by Scott Kelby  |  0 Comments

[kml_flashembed movie="http://www.youtube.com/v/vM0Zfsi4ZX8" width="425" height="350" wmode="transparent" /]

This has dink to do with Photoshop, but here’s a quick video from Terry White and I about the major update to our award-winning book, “The iPhone Book,” (due in bookstores any day now). If you’ve got an iPhone (or know someone who does), check it out.

Here’s a link to the book on Amazon.com and Barnes&Noble.com

Monday
Oct
2008
13

Rapid R-Strap Review

by Scott Kelby  |  5 Comments

rapidstrap.jpg

When I was hosting my Dunedin, Florida PhotoWalk (as part of the worldwide photowalk), I saw a photographer in my group, a very nice guy named David Rogers, using the handiest camera strap I’ve seen in while.

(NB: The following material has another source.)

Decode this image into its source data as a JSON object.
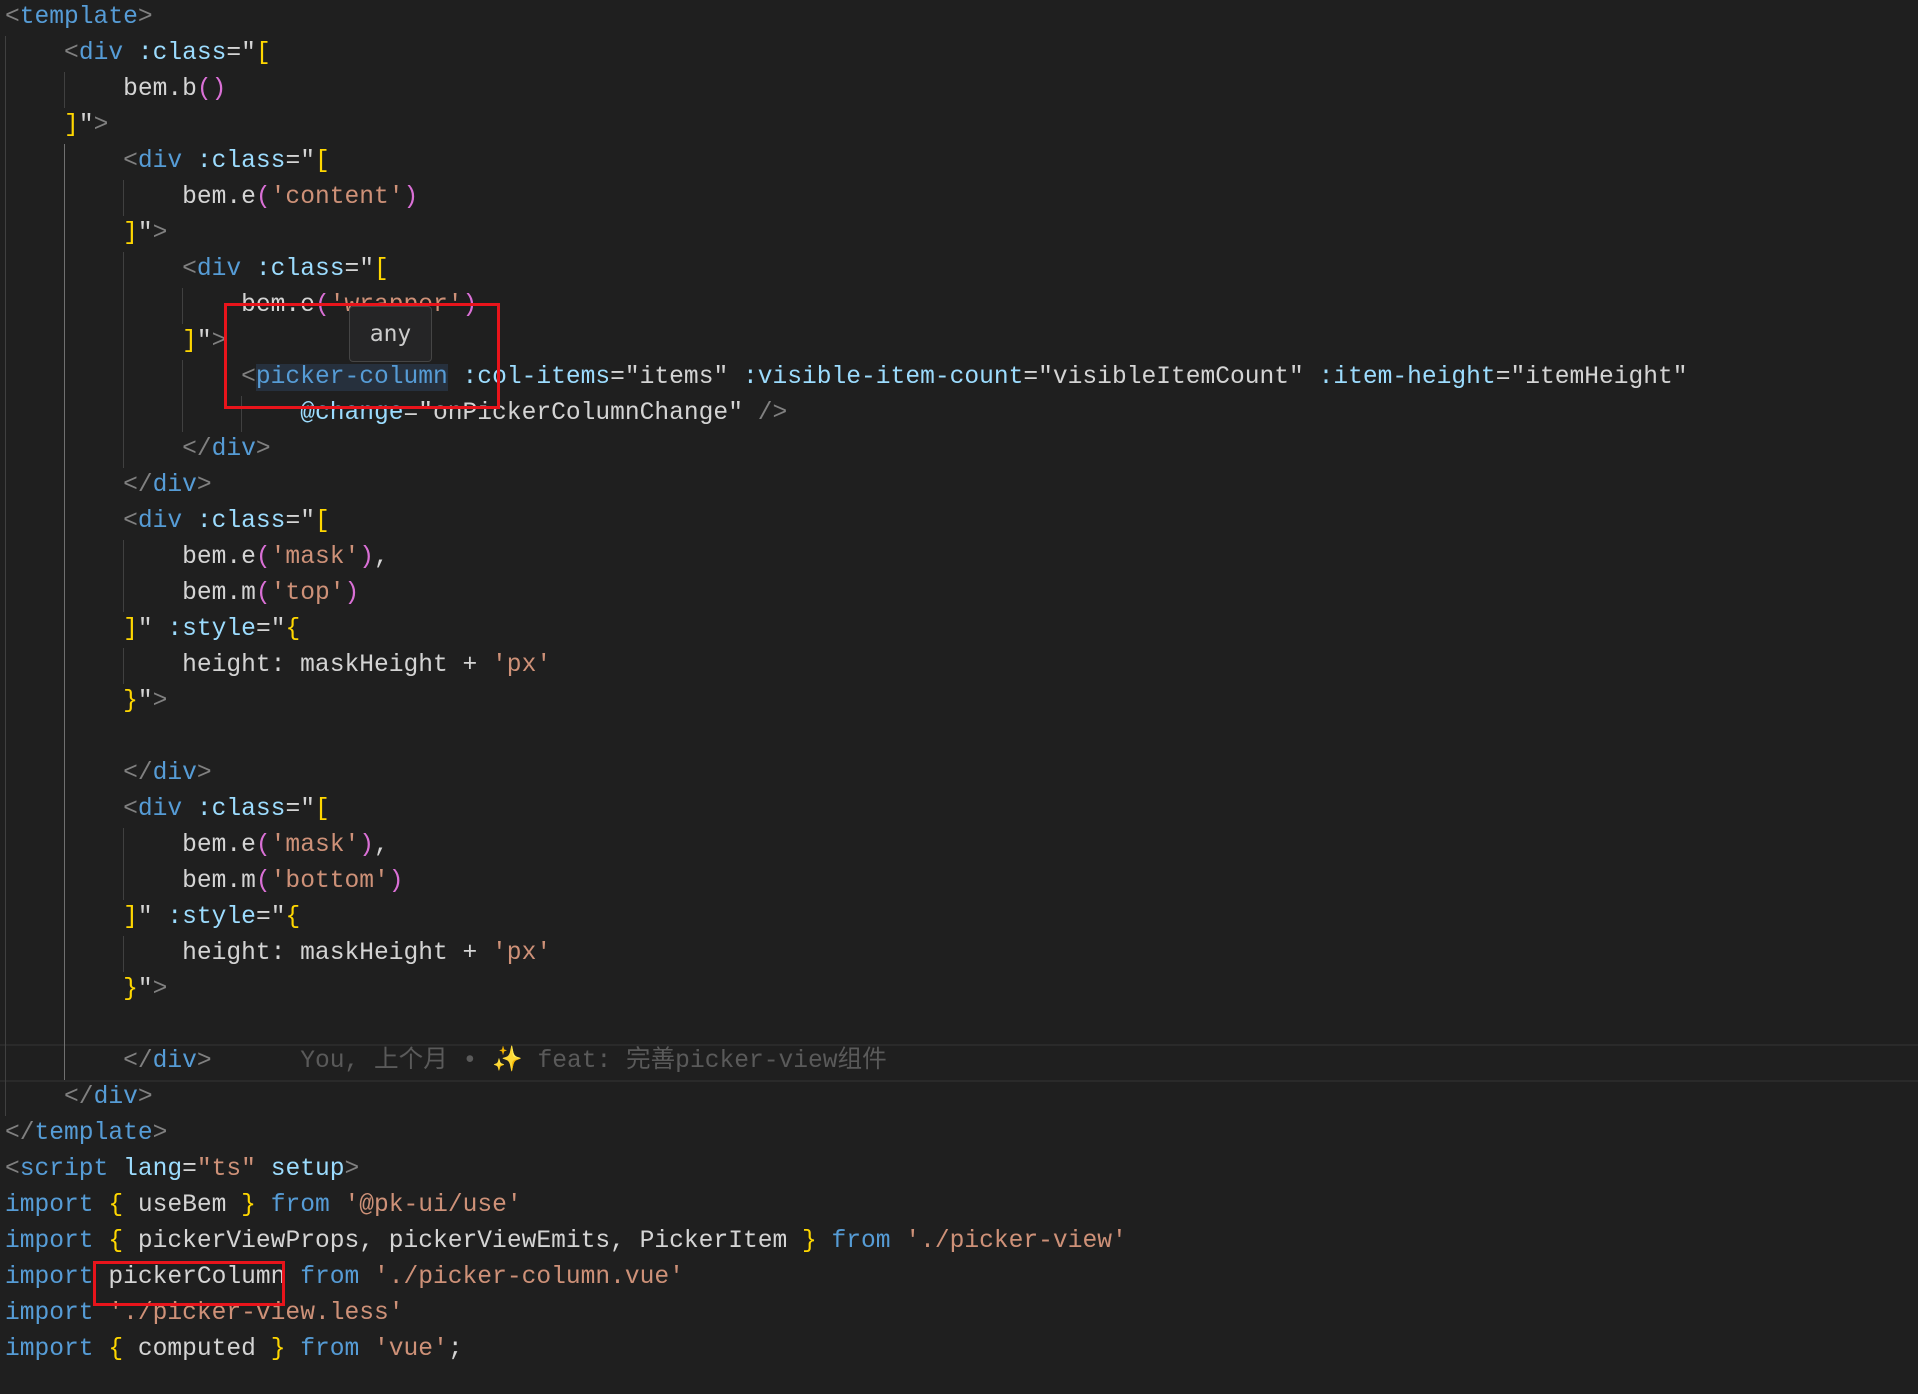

It’s called the Rapid R-Strap, and while I thought it was ideal for shooting in situations like a photowalk, I’m going to order one tonight for use with my 2nd camera when I’m shooting sports.

After talking with David about it, he offered to do a full review of it for the blog, and so, here you have it; the complete review from photographer David Rogers (Thanks David!).

Review: Rapid R-Strap from BlackRapid
The Worldwide PhotoWalk seemed a perfect opportunity for me to test the R-Strap from BlackRapid, Inc. I’m not the kind of person that likes to wear a tie let alone a 6lb. swinging weight around my neck so when I found out about this strap and the fact that it came with a 30-day return policy I felt I couldn’t lose. If I didn’t like it I’d send it back and be no worse off.

It aint going back! The simplicity of the design alone has you saying “why didn’t I think of that.” Truth is, much like the automatic kitty litter box, you probably did think of it but never did anything about it.

How it works:
The R-Strap is worn over one shoulder (my left) and crosses the body like a car seat belt or messenger bag. It attaches to the camera via the tripod socket on a large lens setup or the camera body when using smaller lenses. The camera is now hanging upside down at your side or just above your right butt cheek. In one very smooth motion you grab the camera with your right hand and swing it forward and away from your body up to your eye. Shoot!, then lower it back to your side and continue about your day.

[ed. Here's a quick video from the manufacturer showing the R-Strap in action]:

[kml_flashembed movie="http://www.youtube.com/v/14Q1IxI_Opw" width="425" height="350" wmode="transparent" /]

The greatest feature of this setup is the fact that your hands are free and your Continue reading

Friday
Oct
2008
10

New Online Class From Joe McNally on “Corporate Photography” at KelbyTraining.com

by Scott Kelby  |  2 Comments

joem3.jpg

We posted another new online training class from the amazing Joe McNally at KelbyTraining.com this week, and this one is on corporate photography, in particular, shooting an executive portrait on location.

Joe takes you through the entire process, and it’s really fascinating to see how he deals with problems that crop up, how he deals with lighting challenges, and how he works with the executive to get the shot. Click here for more info.

Page 356 of 474« First...102030...354355356357358...370380390...Last »
Advertisement